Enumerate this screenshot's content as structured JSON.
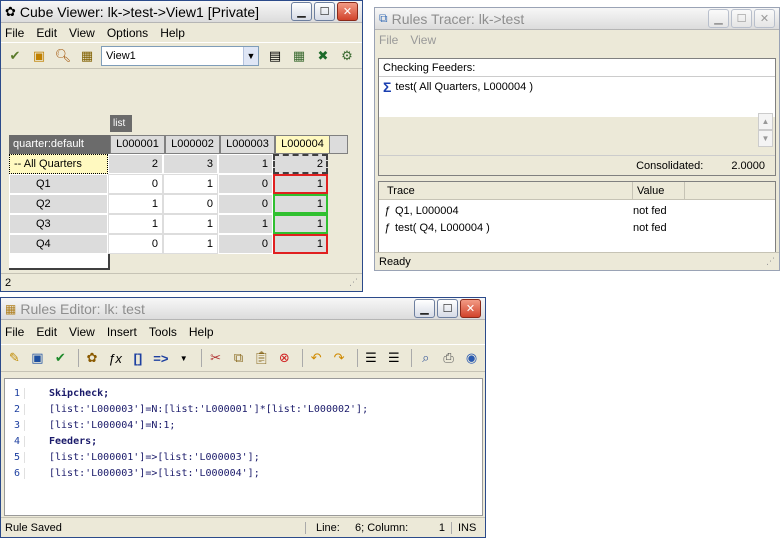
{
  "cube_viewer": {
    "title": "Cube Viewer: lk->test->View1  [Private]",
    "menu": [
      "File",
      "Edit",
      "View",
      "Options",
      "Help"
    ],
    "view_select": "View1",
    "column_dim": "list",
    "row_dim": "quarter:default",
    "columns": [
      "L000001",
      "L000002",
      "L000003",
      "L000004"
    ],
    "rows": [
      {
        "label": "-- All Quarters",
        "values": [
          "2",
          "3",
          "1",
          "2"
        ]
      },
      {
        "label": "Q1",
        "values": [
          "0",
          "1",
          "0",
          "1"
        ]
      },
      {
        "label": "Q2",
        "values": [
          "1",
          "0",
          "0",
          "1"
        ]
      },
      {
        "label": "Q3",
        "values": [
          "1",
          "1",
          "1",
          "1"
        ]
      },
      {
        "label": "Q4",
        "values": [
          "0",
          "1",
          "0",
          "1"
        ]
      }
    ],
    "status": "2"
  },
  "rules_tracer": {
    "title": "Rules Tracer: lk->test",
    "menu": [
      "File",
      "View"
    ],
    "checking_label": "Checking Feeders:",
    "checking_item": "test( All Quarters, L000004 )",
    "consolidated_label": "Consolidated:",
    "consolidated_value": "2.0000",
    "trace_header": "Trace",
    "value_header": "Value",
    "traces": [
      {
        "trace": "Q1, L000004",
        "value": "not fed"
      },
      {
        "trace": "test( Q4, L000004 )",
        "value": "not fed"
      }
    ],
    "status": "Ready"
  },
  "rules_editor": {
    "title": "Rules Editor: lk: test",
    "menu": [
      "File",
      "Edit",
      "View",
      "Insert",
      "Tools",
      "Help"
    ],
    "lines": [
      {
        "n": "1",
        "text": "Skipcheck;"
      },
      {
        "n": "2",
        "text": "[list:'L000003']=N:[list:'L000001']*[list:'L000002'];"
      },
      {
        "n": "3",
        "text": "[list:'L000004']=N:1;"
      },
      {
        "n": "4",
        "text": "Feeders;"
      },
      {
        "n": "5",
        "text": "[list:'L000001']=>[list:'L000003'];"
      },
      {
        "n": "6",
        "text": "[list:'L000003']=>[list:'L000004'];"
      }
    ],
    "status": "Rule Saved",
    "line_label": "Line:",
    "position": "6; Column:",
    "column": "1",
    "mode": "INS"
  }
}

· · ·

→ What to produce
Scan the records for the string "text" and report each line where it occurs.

→ Answer to this problem
        "text": "Skipcheck;"
        "text": "[list:'L000003']=N:[list:'L000001']*[list:'L000002'];"
        "text": "[list:'L000004']=N:1;"
        "text": "Feeders;"
        "text": "[list:'L000001']=>[list:'L000003'];"
        "text": "[list:'L000003']=>[list:'L000004'];"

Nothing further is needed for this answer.